**DATA EXTRACT:**

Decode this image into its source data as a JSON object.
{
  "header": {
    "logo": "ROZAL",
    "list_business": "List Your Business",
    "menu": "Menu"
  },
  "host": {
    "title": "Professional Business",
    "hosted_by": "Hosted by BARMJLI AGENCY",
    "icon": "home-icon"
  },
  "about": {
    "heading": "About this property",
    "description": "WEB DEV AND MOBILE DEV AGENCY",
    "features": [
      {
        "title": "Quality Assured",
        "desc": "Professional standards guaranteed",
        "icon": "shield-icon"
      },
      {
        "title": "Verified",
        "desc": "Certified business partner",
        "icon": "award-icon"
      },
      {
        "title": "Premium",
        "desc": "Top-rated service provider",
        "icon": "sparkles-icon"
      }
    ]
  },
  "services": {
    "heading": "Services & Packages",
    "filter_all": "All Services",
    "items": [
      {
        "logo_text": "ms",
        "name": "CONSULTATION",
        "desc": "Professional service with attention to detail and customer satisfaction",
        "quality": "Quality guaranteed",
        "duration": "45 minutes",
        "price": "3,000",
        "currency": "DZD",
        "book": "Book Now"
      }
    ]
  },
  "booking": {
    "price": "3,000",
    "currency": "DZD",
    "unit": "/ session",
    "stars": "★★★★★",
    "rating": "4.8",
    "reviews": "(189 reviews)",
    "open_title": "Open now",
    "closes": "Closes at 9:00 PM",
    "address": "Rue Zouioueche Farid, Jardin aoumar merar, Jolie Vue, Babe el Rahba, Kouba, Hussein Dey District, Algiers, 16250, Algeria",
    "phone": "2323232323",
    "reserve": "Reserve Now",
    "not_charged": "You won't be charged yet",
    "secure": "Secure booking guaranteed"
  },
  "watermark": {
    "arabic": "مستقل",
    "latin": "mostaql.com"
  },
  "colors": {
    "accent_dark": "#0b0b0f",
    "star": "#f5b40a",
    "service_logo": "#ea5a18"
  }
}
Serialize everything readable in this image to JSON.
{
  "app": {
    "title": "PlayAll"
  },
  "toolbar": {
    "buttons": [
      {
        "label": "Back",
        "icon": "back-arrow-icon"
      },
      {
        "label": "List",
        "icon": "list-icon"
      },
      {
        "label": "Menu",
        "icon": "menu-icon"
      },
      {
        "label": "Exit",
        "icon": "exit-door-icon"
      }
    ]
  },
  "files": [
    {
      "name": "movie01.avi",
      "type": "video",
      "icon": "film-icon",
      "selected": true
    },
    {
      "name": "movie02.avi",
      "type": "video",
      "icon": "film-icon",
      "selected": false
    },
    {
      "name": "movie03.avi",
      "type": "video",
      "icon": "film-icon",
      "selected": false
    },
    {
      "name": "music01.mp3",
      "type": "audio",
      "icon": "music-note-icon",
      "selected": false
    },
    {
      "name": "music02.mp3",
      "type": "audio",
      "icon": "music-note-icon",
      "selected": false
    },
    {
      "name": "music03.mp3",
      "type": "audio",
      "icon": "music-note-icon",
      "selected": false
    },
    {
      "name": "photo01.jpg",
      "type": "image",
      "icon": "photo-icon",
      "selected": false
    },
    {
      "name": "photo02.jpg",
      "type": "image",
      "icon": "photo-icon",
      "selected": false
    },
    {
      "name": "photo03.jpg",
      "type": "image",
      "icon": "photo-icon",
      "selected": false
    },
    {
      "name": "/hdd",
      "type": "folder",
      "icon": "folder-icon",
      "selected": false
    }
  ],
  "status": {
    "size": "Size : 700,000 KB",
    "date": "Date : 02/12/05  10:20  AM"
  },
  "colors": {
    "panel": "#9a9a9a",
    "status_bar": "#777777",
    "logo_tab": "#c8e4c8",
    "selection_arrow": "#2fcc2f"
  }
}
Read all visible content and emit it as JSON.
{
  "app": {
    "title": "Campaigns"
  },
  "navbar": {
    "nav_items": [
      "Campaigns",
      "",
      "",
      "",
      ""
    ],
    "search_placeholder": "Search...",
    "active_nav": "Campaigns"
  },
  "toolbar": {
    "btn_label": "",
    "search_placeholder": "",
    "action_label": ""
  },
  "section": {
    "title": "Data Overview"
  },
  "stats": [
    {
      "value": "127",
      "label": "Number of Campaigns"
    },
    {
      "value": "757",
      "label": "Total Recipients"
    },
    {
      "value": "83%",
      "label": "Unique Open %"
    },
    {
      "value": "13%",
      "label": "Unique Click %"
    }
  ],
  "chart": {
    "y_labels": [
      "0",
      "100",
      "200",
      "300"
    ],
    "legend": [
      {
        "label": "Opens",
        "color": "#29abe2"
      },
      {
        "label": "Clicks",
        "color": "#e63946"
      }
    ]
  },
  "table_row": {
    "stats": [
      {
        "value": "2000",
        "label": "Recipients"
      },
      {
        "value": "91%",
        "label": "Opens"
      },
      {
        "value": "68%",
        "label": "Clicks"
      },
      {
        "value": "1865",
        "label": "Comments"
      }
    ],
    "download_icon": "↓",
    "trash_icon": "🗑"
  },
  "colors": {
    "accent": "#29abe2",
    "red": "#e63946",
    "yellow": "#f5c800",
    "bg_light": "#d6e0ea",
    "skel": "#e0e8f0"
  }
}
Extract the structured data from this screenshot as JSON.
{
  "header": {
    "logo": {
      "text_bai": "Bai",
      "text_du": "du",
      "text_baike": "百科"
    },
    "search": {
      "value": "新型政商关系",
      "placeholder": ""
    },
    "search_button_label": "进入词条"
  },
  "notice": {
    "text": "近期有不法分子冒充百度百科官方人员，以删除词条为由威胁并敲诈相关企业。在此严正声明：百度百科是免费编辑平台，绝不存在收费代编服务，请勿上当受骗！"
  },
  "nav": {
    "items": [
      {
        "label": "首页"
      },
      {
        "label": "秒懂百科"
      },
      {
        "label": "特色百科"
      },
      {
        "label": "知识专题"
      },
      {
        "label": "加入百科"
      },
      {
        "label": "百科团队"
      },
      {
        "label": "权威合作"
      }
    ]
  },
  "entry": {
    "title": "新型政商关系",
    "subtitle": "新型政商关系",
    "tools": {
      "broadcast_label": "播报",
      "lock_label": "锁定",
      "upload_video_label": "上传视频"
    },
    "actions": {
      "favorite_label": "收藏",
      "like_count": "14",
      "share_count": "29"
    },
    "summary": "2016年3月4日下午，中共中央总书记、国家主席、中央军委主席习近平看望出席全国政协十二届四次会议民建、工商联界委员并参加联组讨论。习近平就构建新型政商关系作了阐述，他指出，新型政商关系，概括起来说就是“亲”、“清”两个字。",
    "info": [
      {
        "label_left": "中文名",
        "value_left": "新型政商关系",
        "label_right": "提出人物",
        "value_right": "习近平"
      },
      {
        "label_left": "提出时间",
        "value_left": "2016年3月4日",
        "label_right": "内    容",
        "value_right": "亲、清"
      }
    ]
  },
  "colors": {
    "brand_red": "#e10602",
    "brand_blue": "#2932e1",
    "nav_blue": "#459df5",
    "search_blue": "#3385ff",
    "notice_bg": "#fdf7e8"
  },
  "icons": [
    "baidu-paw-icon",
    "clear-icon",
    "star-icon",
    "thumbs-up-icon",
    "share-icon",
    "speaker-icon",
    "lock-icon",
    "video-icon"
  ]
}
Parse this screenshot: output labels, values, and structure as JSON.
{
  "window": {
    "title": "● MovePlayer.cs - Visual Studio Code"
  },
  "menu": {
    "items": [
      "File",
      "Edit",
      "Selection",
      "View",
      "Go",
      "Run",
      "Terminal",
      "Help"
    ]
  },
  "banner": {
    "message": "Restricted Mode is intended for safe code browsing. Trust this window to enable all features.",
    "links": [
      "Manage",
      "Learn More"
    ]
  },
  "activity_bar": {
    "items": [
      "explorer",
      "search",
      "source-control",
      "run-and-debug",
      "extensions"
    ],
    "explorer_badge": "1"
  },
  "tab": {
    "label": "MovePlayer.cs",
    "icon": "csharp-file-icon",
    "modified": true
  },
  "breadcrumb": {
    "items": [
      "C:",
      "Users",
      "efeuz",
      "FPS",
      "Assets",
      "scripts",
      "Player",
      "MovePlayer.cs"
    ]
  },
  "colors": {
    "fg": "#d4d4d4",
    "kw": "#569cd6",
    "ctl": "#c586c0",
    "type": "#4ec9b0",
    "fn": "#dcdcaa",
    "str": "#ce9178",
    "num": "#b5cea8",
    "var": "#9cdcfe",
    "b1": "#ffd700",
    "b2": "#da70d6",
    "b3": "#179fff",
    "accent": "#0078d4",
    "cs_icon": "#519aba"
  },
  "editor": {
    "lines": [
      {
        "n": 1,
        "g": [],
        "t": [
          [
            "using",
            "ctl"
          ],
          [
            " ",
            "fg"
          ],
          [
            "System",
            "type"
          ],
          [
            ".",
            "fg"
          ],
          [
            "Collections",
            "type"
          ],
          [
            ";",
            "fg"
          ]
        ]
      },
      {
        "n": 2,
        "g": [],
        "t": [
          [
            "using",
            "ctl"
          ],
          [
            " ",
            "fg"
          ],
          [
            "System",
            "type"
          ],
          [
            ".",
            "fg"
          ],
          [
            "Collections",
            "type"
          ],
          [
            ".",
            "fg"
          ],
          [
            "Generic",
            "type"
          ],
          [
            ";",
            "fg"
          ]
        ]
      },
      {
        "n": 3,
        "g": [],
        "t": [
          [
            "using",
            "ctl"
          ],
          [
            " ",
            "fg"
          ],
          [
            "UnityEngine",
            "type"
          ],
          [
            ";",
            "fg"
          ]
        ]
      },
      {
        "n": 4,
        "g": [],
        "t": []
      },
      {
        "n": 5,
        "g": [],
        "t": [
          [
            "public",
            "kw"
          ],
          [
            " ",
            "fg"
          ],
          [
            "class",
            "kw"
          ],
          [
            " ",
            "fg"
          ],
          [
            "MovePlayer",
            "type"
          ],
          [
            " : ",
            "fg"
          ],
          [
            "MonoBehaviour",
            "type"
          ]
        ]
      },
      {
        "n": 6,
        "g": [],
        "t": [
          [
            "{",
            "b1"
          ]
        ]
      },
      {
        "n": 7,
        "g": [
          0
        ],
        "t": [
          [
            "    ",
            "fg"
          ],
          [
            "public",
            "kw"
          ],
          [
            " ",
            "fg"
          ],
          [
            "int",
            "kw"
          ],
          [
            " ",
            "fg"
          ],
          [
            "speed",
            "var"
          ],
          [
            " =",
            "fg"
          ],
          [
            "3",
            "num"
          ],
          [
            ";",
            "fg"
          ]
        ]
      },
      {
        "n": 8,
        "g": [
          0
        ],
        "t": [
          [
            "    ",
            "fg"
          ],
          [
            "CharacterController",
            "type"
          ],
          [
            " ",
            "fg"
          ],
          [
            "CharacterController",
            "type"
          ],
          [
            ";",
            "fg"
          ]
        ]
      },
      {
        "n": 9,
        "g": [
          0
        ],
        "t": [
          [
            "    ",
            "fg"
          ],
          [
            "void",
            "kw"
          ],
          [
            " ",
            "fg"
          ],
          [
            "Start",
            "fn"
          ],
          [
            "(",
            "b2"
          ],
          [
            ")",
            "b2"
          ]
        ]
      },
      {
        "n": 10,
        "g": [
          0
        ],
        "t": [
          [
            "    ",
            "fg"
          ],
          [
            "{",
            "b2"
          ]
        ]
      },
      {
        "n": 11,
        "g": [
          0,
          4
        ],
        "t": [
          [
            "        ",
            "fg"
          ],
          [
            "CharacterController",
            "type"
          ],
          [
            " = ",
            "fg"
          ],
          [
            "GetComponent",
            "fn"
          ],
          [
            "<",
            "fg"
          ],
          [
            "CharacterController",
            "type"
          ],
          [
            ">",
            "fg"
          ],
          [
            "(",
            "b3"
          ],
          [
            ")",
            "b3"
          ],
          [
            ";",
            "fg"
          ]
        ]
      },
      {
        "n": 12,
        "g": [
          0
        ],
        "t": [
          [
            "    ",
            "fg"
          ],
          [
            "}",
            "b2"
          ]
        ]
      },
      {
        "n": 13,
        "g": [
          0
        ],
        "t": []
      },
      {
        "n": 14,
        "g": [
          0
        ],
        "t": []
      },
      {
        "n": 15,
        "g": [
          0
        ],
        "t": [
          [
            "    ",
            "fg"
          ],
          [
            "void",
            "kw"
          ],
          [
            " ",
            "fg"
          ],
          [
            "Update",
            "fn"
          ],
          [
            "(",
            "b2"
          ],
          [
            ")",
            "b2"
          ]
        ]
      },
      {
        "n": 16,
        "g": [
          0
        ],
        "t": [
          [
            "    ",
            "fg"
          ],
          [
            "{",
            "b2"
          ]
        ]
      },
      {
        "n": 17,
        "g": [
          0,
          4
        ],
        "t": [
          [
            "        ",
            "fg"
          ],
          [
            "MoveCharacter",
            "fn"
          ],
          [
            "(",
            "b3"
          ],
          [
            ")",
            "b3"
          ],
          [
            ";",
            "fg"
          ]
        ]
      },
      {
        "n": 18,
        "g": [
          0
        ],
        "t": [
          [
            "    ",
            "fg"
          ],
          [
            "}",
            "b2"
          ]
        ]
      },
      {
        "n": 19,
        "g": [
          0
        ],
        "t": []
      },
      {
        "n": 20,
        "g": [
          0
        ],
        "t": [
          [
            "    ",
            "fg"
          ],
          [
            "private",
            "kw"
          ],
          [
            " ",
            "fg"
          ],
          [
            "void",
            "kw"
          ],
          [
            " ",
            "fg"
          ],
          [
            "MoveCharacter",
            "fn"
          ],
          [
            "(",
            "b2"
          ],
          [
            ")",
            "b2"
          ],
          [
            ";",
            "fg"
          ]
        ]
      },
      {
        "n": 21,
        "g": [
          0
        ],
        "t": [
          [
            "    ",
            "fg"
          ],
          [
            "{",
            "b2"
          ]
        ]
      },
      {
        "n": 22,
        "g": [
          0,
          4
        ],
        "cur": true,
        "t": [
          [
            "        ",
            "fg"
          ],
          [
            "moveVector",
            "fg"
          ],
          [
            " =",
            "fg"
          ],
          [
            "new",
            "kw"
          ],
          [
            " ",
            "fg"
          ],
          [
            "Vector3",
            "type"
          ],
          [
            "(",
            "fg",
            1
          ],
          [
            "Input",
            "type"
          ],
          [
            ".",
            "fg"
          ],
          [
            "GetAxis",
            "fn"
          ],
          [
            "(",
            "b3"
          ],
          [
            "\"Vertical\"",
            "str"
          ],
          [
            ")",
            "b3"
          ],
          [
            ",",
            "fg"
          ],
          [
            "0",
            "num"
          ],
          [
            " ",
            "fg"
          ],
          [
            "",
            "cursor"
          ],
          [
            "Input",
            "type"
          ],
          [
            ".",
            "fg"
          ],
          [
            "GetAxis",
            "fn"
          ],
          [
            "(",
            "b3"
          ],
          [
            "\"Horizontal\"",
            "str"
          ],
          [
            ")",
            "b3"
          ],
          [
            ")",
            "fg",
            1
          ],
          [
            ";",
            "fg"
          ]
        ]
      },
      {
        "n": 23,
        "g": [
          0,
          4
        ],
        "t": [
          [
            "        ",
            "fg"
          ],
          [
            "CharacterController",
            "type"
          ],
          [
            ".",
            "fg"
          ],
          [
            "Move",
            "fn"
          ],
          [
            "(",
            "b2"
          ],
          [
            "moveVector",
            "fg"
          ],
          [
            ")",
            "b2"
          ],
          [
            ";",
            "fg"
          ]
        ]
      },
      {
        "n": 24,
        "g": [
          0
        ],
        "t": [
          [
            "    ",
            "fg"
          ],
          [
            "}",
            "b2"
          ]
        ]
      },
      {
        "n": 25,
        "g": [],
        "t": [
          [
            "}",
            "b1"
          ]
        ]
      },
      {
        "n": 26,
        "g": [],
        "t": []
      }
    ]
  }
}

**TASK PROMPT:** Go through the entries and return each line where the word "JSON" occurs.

**TASK OUTPUT:**
Decode this image into its source data as a JSON object.
Serialize everything readable in this image to JSON.
Read all visible content and emit it as JSON.
Extract the structured data from this screenshot as JSON.
Parse this screenshot: output labels, values, and structure as JSON.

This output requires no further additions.